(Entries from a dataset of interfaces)
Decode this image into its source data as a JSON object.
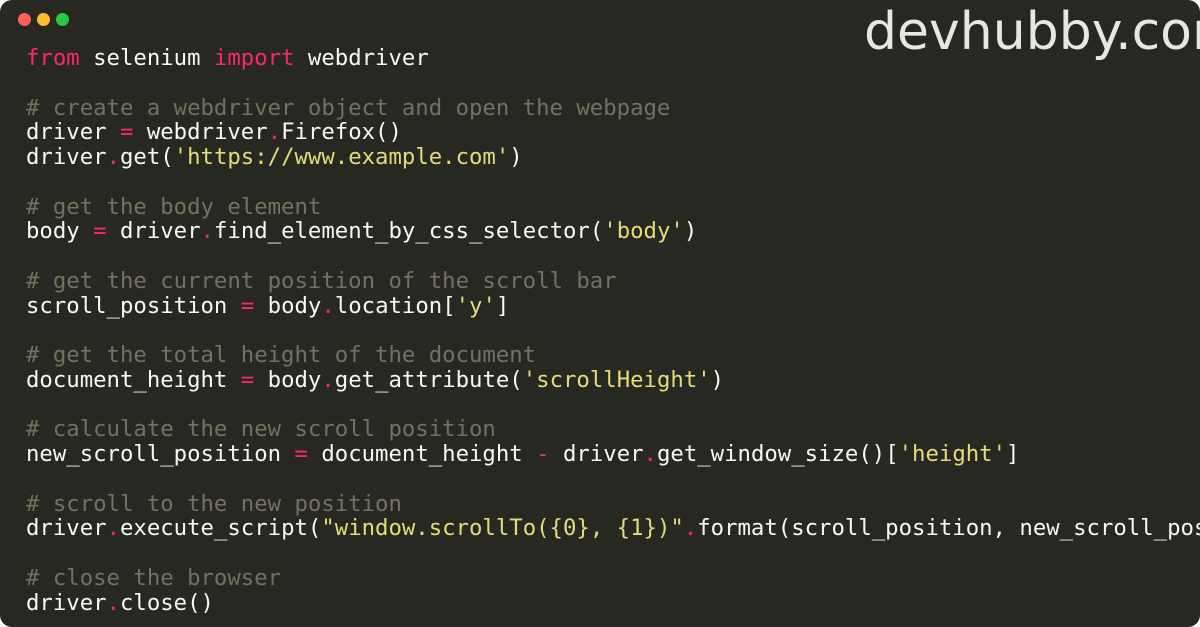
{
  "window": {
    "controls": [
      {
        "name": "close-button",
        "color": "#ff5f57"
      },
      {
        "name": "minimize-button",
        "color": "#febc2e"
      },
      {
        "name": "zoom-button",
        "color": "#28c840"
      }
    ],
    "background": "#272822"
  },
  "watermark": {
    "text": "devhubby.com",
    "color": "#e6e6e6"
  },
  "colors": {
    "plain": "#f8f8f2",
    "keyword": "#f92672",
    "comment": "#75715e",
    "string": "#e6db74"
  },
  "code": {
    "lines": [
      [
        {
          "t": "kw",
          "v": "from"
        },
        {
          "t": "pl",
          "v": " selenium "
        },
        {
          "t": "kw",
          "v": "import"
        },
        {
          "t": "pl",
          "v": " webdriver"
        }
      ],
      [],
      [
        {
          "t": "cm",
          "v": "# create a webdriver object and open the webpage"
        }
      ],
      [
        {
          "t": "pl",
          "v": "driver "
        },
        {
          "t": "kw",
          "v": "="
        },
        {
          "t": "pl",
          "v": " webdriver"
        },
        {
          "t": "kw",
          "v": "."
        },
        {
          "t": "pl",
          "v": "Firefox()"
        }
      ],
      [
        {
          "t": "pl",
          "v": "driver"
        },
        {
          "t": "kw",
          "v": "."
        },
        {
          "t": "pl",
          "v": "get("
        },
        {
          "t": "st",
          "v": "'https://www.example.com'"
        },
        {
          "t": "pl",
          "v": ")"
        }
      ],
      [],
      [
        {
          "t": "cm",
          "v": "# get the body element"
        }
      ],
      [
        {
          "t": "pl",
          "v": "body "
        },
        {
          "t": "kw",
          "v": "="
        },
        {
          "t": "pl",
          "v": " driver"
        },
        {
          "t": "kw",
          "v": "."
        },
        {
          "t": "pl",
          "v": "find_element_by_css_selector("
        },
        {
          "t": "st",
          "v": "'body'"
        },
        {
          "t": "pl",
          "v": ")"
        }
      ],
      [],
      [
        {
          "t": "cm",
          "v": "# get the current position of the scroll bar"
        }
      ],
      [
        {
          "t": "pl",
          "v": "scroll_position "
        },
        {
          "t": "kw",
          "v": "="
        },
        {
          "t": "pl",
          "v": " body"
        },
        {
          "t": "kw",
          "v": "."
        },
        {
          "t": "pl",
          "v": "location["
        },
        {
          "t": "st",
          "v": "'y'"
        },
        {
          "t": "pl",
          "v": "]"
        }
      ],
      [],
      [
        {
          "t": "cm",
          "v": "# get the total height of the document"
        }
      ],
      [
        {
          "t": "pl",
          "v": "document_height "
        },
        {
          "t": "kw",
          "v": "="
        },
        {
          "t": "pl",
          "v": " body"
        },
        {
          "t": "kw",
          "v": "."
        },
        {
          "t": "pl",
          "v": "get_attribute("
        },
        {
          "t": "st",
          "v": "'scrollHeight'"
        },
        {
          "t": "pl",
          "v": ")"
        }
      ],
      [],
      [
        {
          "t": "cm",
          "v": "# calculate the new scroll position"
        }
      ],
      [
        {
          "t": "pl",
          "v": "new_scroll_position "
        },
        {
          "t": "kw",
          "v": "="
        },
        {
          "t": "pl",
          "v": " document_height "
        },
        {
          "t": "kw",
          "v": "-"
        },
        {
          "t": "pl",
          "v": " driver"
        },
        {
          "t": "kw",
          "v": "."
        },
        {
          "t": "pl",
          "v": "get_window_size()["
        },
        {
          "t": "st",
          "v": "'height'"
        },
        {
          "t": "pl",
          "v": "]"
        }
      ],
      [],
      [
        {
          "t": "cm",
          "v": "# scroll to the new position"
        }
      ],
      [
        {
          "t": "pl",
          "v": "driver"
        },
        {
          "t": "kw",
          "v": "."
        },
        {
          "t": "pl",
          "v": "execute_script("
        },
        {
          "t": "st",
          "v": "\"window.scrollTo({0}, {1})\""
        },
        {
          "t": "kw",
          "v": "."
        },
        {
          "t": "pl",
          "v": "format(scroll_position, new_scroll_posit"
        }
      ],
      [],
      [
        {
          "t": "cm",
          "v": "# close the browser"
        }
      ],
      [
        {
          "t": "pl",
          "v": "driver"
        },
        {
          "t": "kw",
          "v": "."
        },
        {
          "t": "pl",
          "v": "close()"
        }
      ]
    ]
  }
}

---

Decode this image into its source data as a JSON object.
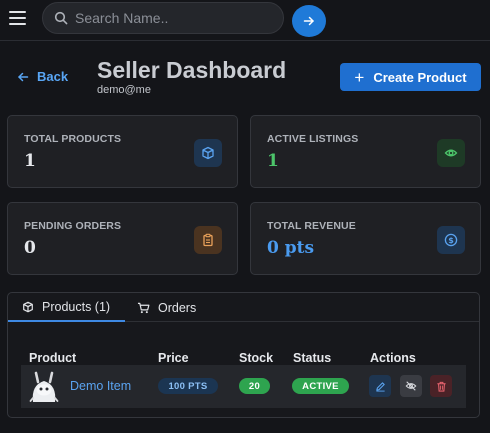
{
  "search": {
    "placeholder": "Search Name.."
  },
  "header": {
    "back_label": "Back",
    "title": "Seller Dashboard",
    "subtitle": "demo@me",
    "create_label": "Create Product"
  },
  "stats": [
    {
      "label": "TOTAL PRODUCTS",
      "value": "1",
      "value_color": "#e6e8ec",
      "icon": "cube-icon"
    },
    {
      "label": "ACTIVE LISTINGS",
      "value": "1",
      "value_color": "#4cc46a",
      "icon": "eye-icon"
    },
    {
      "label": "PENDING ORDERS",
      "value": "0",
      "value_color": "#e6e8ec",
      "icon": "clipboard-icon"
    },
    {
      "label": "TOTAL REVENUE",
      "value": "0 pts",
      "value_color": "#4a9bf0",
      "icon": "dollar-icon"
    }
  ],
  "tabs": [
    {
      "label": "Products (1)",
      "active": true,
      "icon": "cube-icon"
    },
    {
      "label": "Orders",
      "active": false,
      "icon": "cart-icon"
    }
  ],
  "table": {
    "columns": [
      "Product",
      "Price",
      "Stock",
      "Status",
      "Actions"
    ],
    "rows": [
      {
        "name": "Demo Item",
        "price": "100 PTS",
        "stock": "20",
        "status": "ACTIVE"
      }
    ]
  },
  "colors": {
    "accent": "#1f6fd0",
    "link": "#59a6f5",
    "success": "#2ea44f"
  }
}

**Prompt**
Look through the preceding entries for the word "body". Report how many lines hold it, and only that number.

**Your response**
5